Beyond this, temperate summers have been a major draw for tourists in the area, but this also means that the area’s growing season is a mere four months long.
These factors make the feasibility of large, traditional farms in and around Jackson nearly impossible, making locally sourced, organic produce completely absent from residents’ kitchens.
Without healthy, fresh produce, Jackson local Nona Yehia decided to make a change for her community by founding Jackson Hole Vertical Harvest in 2016. Using a vertical form of architecture, JH Vertical Harvest has transformed a tenth of an acre on the southern side of Jackson’s only parking garage into a 13,500 arable square foot garden.
The farm operates using hydroponic agriculture: A form of agriculture that does not use soil, but instead stimulates plant growth via nutrients in a water solution, yielding roughly 100,000 pounds of food over the course of an entire year.

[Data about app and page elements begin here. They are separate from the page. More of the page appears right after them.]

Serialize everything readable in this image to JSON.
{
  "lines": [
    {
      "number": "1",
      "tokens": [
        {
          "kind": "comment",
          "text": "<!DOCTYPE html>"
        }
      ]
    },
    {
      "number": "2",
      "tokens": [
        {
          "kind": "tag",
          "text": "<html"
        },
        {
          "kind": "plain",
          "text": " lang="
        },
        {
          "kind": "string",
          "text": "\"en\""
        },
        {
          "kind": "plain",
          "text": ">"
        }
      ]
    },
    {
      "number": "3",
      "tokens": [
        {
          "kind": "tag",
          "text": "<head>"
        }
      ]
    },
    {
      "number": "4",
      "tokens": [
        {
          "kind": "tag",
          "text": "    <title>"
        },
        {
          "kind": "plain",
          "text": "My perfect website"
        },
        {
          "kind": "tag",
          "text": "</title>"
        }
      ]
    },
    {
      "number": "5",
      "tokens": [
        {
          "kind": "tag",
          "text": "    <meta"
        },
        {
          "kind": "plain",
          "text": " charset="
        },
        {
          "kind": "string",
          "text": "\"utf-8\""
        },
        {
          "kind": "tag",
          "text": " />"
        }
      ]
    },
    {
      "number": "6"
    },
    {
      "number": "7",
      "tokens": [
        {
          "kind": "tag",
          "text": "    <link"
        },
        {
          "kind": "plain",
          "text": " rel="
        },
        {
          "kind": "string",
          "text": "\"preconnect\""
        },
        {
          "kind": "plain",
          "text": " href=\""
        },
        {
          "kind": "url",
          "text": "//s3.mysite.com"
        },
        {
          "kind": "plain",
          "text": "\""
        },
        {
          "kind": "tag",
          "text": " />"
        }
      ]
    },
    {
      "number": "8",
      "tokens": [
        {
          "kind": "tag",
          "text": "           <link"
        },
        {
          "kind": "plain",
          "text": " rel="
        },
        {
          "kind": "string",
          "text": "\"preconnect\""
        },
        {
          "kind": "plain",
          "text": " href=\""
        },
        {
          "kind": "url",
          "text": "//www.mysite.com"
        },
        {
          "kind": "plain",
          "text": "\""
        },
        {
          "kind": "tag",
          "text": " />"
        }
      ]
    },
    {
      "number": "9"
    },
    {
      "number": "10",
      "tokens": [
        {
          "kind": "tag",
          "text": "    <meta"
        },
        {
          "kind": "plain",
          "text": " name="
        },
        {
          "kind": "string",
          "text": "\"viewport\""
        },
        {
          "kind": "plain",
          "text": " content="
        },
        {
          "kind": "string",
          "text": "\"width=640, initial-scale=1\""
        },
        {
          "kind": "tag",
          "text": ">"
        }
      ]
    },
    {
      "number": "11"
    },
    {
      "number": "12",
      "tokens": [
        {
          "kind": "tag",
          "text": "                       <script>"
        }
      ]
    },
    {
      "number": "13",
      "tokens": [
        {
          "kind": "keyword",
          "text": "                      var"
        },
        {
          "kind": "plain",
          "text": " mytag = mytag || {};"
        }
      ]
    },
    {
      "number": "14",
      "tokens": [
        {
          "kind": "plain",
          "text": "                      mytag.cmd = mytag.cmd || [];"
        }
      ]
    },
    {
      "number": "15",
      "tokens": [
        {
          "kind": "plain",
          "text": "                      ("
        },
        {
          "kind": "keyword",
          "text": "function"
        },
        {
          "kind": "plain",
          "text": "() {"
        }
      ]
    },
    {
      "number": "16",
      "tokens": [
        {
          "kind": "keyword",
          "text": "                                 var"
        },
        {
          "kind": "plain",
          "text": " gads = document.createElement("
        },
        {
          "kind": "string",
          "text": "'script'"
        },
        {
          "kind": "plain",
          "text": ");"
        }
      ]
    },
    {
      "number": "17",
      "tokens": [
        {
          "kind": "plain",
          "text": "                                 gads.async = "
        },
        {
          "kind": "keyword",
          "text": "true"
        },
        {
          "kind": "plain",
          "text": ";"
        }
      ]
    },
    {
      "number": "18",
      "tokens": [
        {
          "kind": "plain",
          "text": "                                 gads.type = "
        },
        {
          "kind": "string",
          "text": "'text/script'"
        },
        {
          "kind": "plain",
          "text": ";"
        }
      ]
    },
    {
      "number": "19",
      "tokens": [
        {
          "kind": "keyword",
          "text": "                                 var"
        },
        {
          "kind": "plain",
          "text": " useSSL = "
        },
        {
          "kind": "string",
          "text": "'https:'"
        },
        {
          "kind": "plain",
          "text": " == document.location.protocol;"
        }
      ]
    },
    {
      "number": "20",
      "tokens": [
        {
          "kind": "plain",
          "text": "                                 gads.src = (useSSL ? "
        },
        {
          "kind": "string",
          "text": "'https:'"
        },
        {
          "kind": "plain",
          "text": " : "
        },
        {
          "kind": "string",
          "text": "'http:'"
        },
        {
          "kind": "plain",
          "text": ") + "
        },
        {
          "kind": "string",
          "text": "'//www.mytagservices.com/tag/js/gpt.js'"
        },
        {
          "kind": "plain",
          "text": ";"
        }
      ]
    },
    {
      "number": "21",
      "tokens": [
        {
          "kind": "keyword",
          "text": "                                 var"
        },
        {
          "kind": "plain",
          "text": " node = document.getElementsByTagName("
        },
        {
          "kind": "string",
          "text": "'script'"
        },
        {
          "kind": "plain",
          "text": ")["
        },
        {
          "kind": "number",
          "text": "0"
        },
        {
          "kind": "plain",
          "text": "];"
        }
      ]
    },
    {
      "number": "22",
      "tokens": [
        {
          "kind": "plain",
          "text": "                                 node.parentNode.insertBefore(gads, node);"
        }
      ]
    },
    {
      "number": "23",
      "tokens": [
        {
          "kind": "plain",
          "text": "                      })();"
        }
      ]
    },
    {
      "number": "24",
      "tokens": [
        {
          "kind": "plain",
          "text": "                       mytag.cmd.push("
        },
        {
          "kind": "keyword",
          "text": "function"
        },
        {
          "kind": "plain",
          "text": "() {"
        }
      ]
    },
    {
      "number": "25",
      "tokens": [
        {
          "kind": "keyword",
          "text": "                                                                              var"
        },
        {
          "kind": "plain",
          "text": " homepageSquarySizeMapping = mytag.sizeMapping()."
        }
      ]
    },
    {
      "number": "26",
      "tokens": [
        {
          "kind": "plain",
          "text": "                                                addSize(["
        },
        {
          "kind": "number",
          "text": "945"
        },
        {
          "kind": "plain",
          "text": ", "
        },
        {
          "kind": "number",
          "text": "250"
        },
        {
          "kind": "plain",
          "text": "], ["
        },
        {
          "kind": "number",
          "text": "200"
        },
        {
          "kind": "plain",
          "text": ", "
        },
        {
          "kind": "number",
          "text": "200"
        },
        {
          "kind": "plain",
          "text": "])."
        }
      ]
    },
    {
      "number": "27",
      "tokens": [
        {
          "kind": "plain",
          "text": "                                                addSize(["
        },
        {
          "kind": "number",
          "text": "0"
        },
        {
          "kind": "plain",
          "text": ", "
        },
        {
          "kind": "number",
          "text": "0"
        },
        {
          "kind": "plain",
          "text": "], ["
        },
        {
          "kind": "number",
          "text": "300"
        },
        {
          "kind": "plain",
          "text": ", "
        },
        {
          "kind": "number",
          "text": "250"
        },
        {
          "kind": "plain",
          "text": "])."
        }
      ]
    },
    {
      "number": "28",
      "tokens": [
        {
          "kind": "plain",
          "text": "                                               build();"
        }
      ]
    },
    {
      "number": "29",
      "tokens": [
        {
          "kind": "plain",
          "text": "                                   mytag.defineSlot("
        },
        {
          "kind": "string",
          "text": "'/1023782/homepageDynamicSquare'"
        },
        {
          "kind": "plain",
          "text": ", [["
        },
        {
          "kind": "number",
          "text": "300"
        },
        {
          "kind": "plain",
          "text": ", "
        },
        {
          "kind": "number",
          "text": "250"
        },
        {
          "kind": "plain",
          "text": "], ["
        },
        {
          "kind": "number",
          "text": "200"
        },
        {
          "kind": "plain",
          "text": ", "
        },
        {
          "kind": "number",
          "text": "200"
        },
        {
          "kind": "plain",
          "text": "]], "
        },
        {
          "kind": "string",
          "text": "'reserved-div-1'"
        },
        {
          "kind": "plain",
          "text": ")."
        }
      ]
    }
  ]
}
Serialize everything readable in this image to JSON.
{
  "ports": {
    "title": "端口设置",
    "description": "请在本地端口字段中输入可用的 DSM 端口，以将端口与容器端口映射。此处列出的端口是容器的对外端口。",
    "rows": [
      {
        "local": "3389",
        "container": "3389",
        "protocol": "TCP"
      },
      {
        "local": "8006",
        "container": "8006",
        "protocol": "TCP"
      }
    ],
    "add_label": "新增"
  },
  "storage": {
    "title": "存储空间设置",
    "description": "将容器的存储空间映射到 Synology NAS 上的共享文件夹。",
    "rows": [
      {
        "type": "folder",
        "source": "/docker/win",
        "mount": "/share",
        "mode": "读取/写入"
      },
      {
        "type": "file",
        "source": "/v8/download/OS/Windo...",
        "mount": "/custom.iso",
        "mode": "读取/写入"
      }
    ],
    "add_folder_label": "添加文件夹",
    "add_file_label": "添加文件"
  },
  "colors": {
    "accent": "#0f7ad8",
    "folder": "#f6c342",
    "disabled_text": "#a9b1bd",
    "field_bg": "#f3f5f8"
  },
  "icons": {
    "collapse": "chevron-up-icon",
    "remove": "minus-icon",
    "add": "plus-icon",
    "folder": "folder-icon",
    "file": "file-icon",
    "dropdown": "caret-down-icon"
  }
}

The unique architecture paired with hydroponic agriculture makes fruits and vegetables readily available year-round, which are then distributed to local restaurants, markets, direct to consumers, and even the hospital in town. The University of Wyoming is currently testing the farm’s lighting and water efficiency to analyze its carbon footprint, with preliminary tests indicating significantly lower emissions than industrial farming.
Beyond the farming techniques and environmental data, JH Vertical Harvest partnered with CULTIVATE, a nonprofit focused on job placement for people with different abilities, in order to serve the Jackson community in a different way: among its staff are more than 20 individuals with varying mental and physical abilities and 18 more people in training.
“JH Vertical Harvest is not a company focused on food,” said Joelle Lazzareschi, CULTIVATE’s employment and training director. “The company gives equal weight to the importance of local food production and social impact.”
When asked about the future of JH Vertical Harvest and their business model, Lazzareschi laughed, saying,“We are one step closer to world domination in Lancaster, Pennsylvania.”
After residents of Lancaster reached out to JH Vertical Harvest for help in building a vertical farm in their own community, they proved that they have “the land, capital, social capacity, and drive to make our model a reality,” Lazzareschi said. “We are excited for the opportunity, no matter where it might be.”